A lower prevalence of FLC escape was reported by two further studies: Caillon et al. [930] reported that 3% (9/267) of IIMM patients enrolled in the IFM 2009 trial relapsed with FLC escape, and a German group reported an incidence of 2.46% (10/407) for MM patients treated at a single institution between 2004 and 2007. Kühnemund et al. [386] reviewed clinical symptoms that were present at FLC escape, and found that renal impairment was a common feature, being present in 50% of cases. As renal impairment is associated with significant morbidity and mortality (Chapter 26), it is important to identify FLC escape early, and thus avoid serious complications. Typical examples that demonstrate the use of sFLC measurements to provide early detection of FLC escape are described in the clinical case below and in a recent publication [869].

Insight into the mechanism of FLC escape has been proposed by Ayliffe et al. [367][368], who identified dual plasma cell clones in a proportion of patients with IIMM, with some cells expressing intact immunoglobulin (with or without FLC co-expression) and others expressing FLC alone. Disease relapse may be associated with the selective outgrowth of one of the clones, influenced by a combination of factors, including the tumour microenvironment and the patient’s treatment regimen (Chapter 19). In line with this, a number of researchers have proposed that FLC escape has become a more frequent occurrence with modern and more aggressive chemotherapy [383][386].

Another form of disease relapse, termed clonal change, was proposed by Hobbs et al. [382] and describes an alteration in the relative proportions of intact immunoglobulins and FLCs produced. Such changes are consistent with evolving tumour cell clones during the course of disease, and are demonstrated for an IgAκ MM patient in Figure 18.2. Zamarin et al. [388] studied the incidence of changes in monoclonal protein type at relapse or disease progression in MM patients who had achieved a complete response (CR) after an autologous stem cell transplant (ASCT). A total of 54% (29/54) of IIMM patients had a change in their monoclonal protein type at relapse or progression of disease (Chapter 19). These observations highlight the importance of using both FLC and intact immunoglobulin measurements to monitor disease progression.

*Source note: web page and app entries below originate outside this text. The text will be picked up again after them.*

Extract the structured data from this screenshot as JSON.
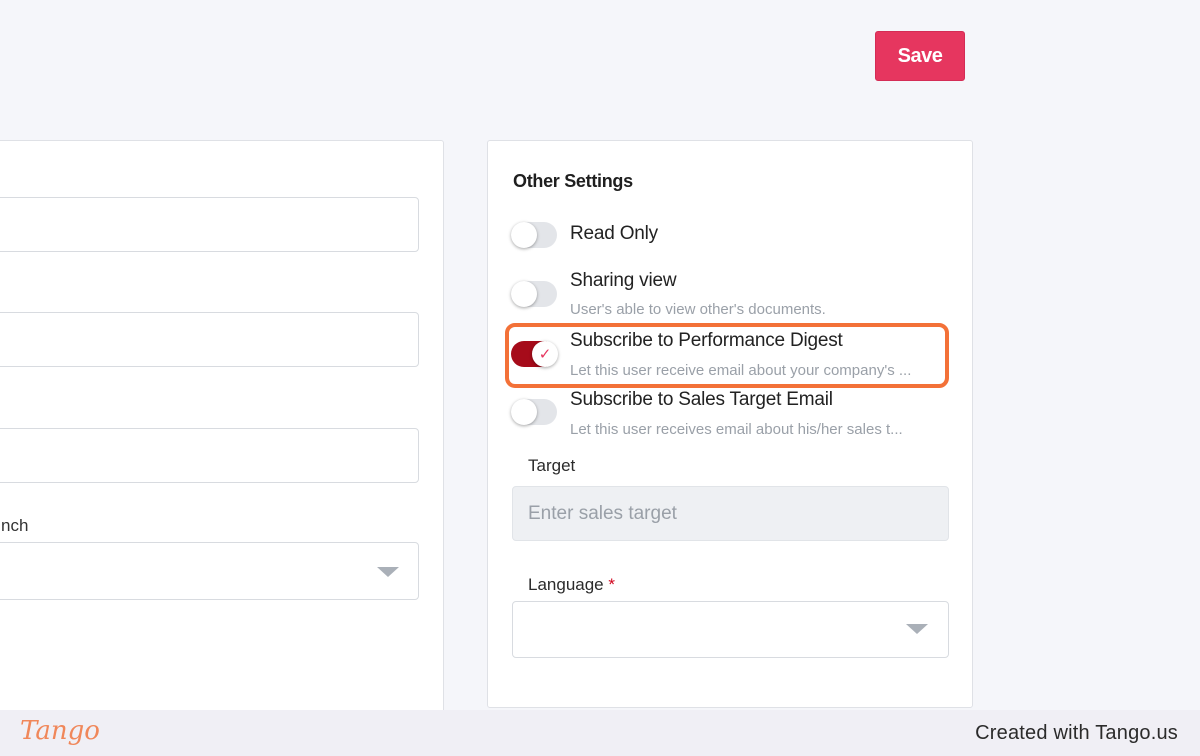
{
  "toolbar": {
    "save_label": "Save"
  },
  "left_form": {
    "branch_label_fragment": "nch"
  },
  "other_settings": {
    "title": "Other Settings",
    "options": [
      {
        "title": "Read Only",
        "description": "",
        "enabled": false
      },
      {
        "title": "Sharing view",
        "description": "User's able to view other's documents.",
        "enabled": false
      },
      {
        "title": "Subscribe to Performance Digest",
        "description": "Let this user receive email about your company's ...",
        "enabled": true
      },
      {
        "title": "Subscribe to Sales Target Email",
        "description": "Let this user receives email about his/her sales t...",
        "enabled": false
      }
    ],
    "target": {
      "label": "Target",
      "placeholder": "Enter sales target",
      "value": ""
    },
    "language": {
      "label": "Language",
      "required_mark": "*",
      "value": ""
    }
  },
  "footer": {
    "logo_text": "Tango",
    "credit": "Created with Tango.us"
  },
  "colors": {
    "accent": "#e6365f",
    "toggle_on": "#a60b1a",
    "highlight": "#f37138"
  },
  "icons": [
    "chevron-down-icon",
    "check-icon"
  ]
}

Clinical case history 1

An IgGκ multiple myeloma patient exhibiting FLC escape [389].

A 62-year-old male was diagnosed with MM (ISS stage I, del 13q14) in February 2010. SPE identified a monoclonal protein of 23.8 g/L (Figure 18.3A), which was typed by sIFE as an IgGκ (Figure 18.3B). κ sFLCs were 178 mg/L. A bone marrow biopsy indicated 35% plasma cells (Figure 18.3C), and multiple costal fractures were present.

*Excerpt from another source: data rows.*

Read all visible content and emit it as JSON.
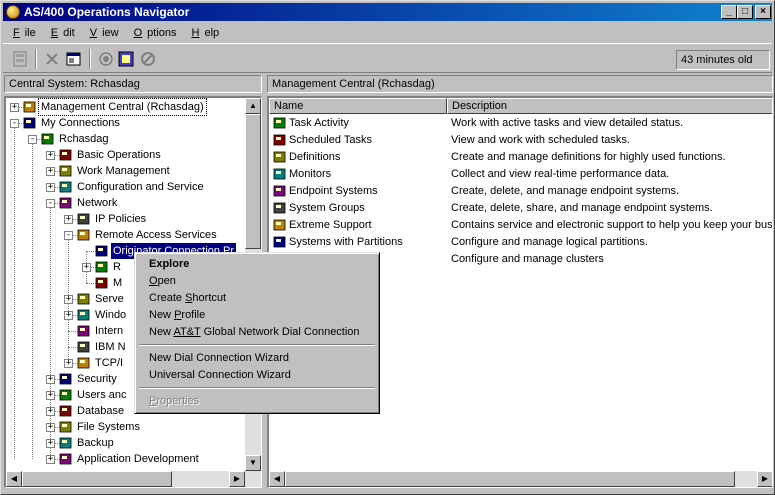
{
  "window": {
    "title": "AS/400 Operations Navigator",
    "minimize": "_",
    "maximize": "□",
    "close": "×"
  },
  "menu": [
    {
      "pre": "",
      "u": "F",
      "post": "ile"
    },
    {
      "pre": "",
      "u": "E",
      "post": "dit"
    },
    {
      "pre": "",
      "u": "V",
      "post": "iew"
    },
    {
      "pre": "",
      "u": "O",
      "post": "ptions"
    },
    {
      "pre": "",
      "u": "H",
      "post": "elp"
    }
  ],
  "toolbar": {
    "icons": [
      "hierarchy-icon",
      "delete-icon",
      "properties-icon",
      "connect-icon",
      "monitor-icon",
      "stop-icon"
    ],
    "age": "43 minutes old"
  },
  "left_header": "Central System: Rchasdag",
  "right_header": "Management Central (Rchasdag)",
  "tree": [
    {
      "label": "Management Central (Rchasdag)",
      "pm": "+",
      "level": 0,
      "icon": "management-central-icon"
    },
    {
      "label": "My Connections",
      "pm": "-",
      "level": 0,
      "icon": "connections-icon"
    },
    {
      "label": "Rchasdag",
      "pm": "-",
      "level": 1,
      "icon": "server-icon"
    },
    {
      "label": "Basic Operations",
      "pm": "+",
      "level": 2,
      "icon": "basic-operations-icon"
    },
    {
      "label": "Work Management",
      "pm": "+",
      "level": 2,
      "icon": "work-management-icon"
    },
    {
      "label": "Configuration and Service",
      "pm": "+",
      "level": 2,
      "icon": "configuration-icon"
    },
    {
      "label": "Network",
      "pm": "-",
      "level": 2,
      "icon": "network-icon"
    },
    {
      "label": "IP Policies",
      "pm": "+",
      "level": 3,
      "icon": "ip-policies-icon"
    },
    {
      "label": "Remote Access Services",
      "pm": "-",
      "level": 3,
      "icon": "remote-access-icon"
    },
    {
      "label": "Originator Connection Pr",
      "pm": "",
      "level": 4,
      "icon": "originator-icon"
    },
    {
      "label": "R",
      "pm": "+",
      "level": 4,
      "icon": "receiver-icon"
    },
    {
      "label": "M",
      "pm": "",
      "level": 4,
      "icon": "modem-icon"
    },
    {
      "label": "Serve",
      "pm": "+",
      "level": 3,
      "icon": "servers-icon"
    },
    {
      "label": "Windo",
      "pm": "+",
      "level": 3,
      "icon": "windows-icon"
    },
    {
      "label": "Intern",
      "pm": "",
      "level": 3,
      "icon": "internet-icon"
    },
    {
      "label": "IBM N",
      "pm": "",
      "level": 3,
      "icon": "ibm-network-icon"
    },
    {
      "label": "TCP/I",
      "pm": "+",
      "level": 3,
      "icon": "tcpip-icon"
    },
    {
      "label": "Security",
      "pm": "+",
      "level": 2,
      "icon": "security-icon"
    },
    {
      "label": "Users anc",
      "pm": "+",
      "level": 2,
      "icon": "users-icon"
    },
    {
      "label": "Database",
      "pm": "+",
      "level": 2,
      "icon": "database-icon"
    },
    {
      "label": "File Systems",
      "pm": "+",
      "level": 2,
      "icon": "file-systems-icon"
    },
    {
      "label": "Backup",
      "pm": "+",
      "level": 2,
      "icon": "backup-icon"
    },
    {
      "label": "Application Development",
      "pm": "+",
      "level": 2,
      "icon": "app-dev-icon"
    }
  ],
  "list": {
    "columns": [
      "Name",
      "Description"
    ],
    "rows": [
      {
        "name": "Task Activity",
        "desc": "Work with active tasks and view detailed status.",
        "icon": "task-activity-icon"
      },
      {
        "name": "Scheduled Tasks",
        "desc": "View and work with scheduled tasks.",
        "icon": "scheduled-tasks-icon"
      },
      {
        "name": "Definitions",
        "desc": "Create and manage definitions for highly used functions.",
        "icon": "definitions-icon"
      },
      {
        "name": "Monitors",
        "desc": "Collect and view real-time performance data.",
        "icon": "monitors-icon"
      },
      {
        "name": "Endpoint Systems",
        "desc": "Create, delete, and manage endpoint systems.",
        "icon": "endpoint-icon"
      },
      {
        "name": "System Groups",
        "desc": "Create, delete, share, and manage endpoint systems.",
        "icon": "system-groups-icon"
      },
      {
        "name": "Extreme Support",
        "desc": "Contains service and electronic support to help you keep your busi",
        "icon": "extreme-support-icon"
      },
      {
        "name": "Systems with Partitions",
        "desc": "Configure and manage logical partitions.",
        "icon": "partitions-icon"
      },
      {
        "name": "",
        "desc": "Configure and manage clusters",
        "icon": "clusters-icon"
      }
    ]
  },
  "context_menu": {
    "items": [
      {
        "pre": "",
        "u": "",
        "post": "Explore",
        "bold": true,
        "disabled": false
      },
      {
        "pre": "",
        "u": "O",
        "post": "pen",
        "bold": false,
        "disabled": false
      },
      {
        "pre": "Create ",
        "u": "S",
        "post": "hortcut",
        "bold": false,
        "disabled": false
      },
      {
        "pre": "New ",
        "u": "P",
        "post": "rofile",
        "bold": false,
        "disabled": false
      },
      {
        "pre": "New ",
        "u": "AT&T",
        "post": " Global Network Dial Connection",
        "bold": false,
        "disabled": false
      },
      {
        "sep": true
      },
      {
        "pre": "New Dial Connection Wizard",
        "u": "",
        "post": "",
        "bold": false,
        "disabled": false
      },
      {
        "pre": "Universal Connection Wizard",
        "u": "",
        "post": "",
        "bold": false,
        "disabled": false
      },
      {
        "sep": true
      },
      {
        "pre": "",
        "u": "P",
        "post": "roperties",
        "bold": false,
        "disabled": true
      }
    ]
  }
}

After induction therapy with VTD (bortezomib, thalidomide, dexamethasone), the patient received high-dose therapy and an autologous peripheral blood stem cell transplant (PBSCT) and achieved a complete remission (negative sIFE and a normal κ/λ sFLC ratio). Two years later, κ sFLCs rapidly increased to a maximum of 13,900 mg/L, whilst SPE remained negative (Figure 18.3F) with a trace of the IgGκ visible by IFE. At this time, the patient was anaemic (10.8 g/dL) and bone marrow plasma cells were 90% (Figure 18.3G), consistent with FLC escape. The patient was treated with VCD (bortezomib, cyclophosphamide, dexamethasone) and a second autologous PBSCT, followed by VD consolidation therapy. The patient achieved a complete remission (normal bone marrow aspirate, negative sIFE and normal sFLCs: κ 15.5 mg/L). Seven months later, disease relapse was associated with an increase in κ sFLCs to 2820 mg/L whilst SPE remained negative and a bone marrow biopsy revealed 40% plasma cells. Treatment with Rd (lenalidomide, dexamethasone) was commenced and the patient remains in complete remission, 10 months later.

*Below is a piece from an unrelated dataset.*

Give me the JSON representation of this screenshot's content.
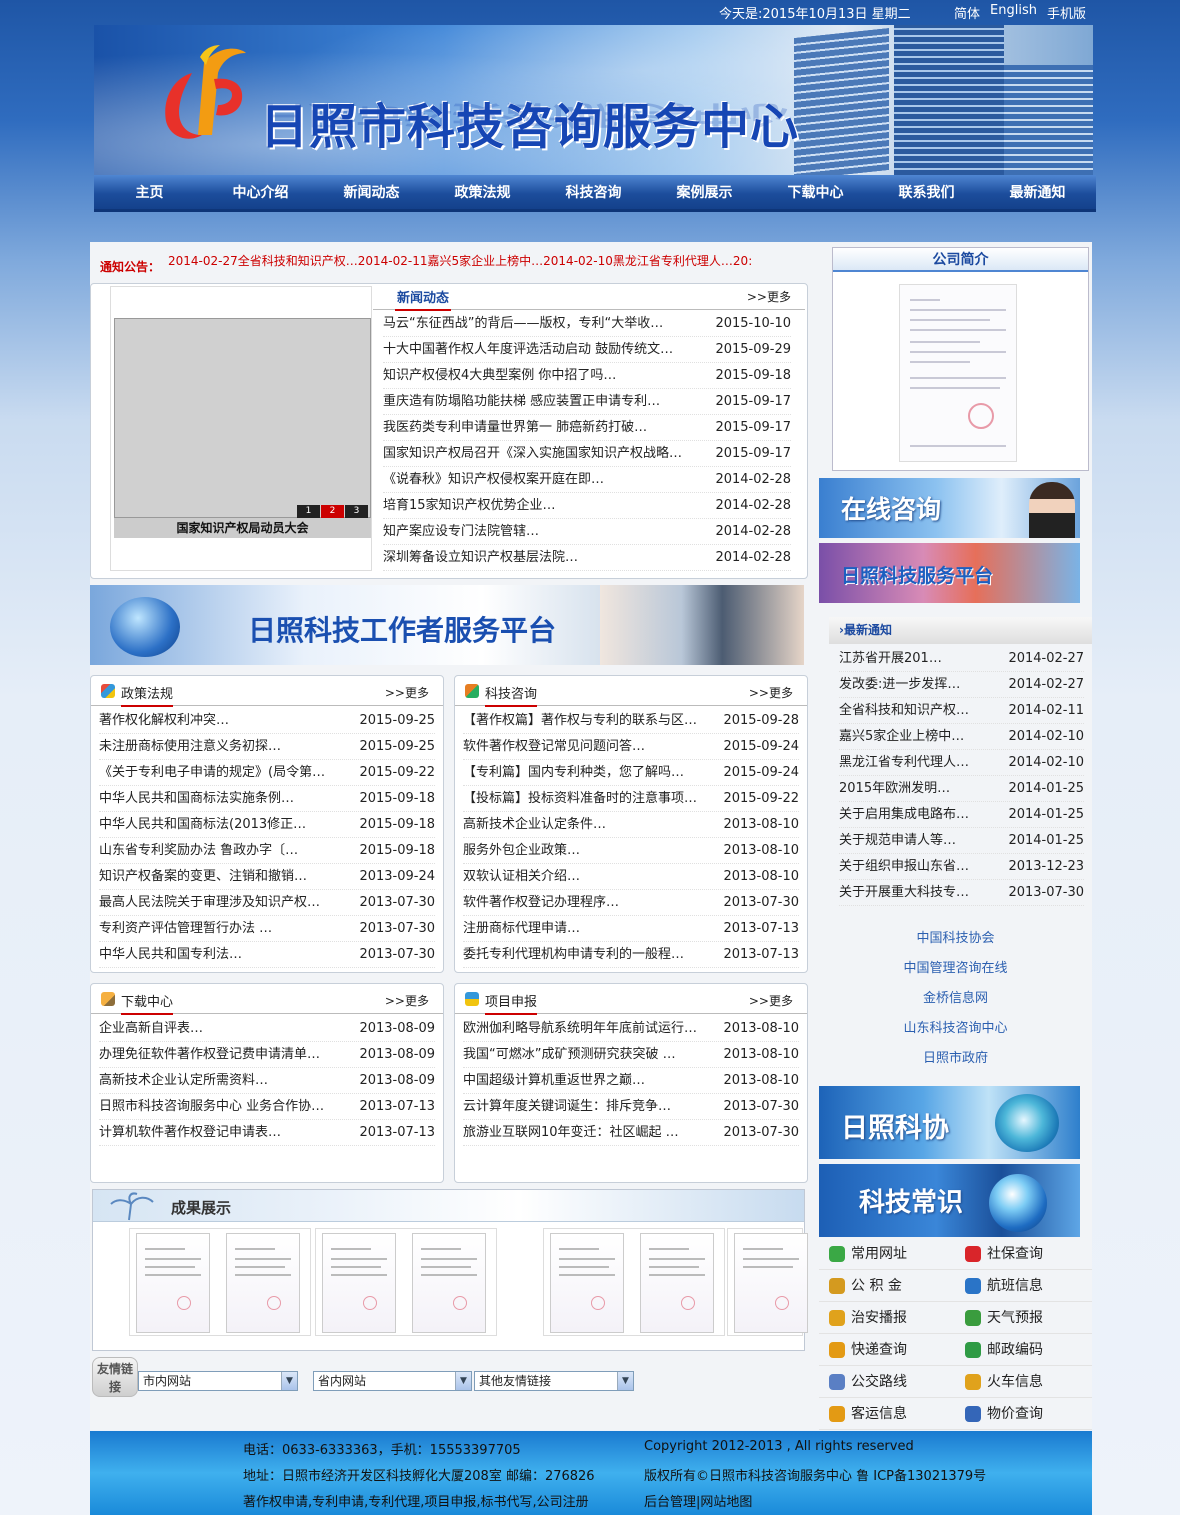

This case demonstrates that monitoring with sFLCs allows early detection and monitoring of FLC escape.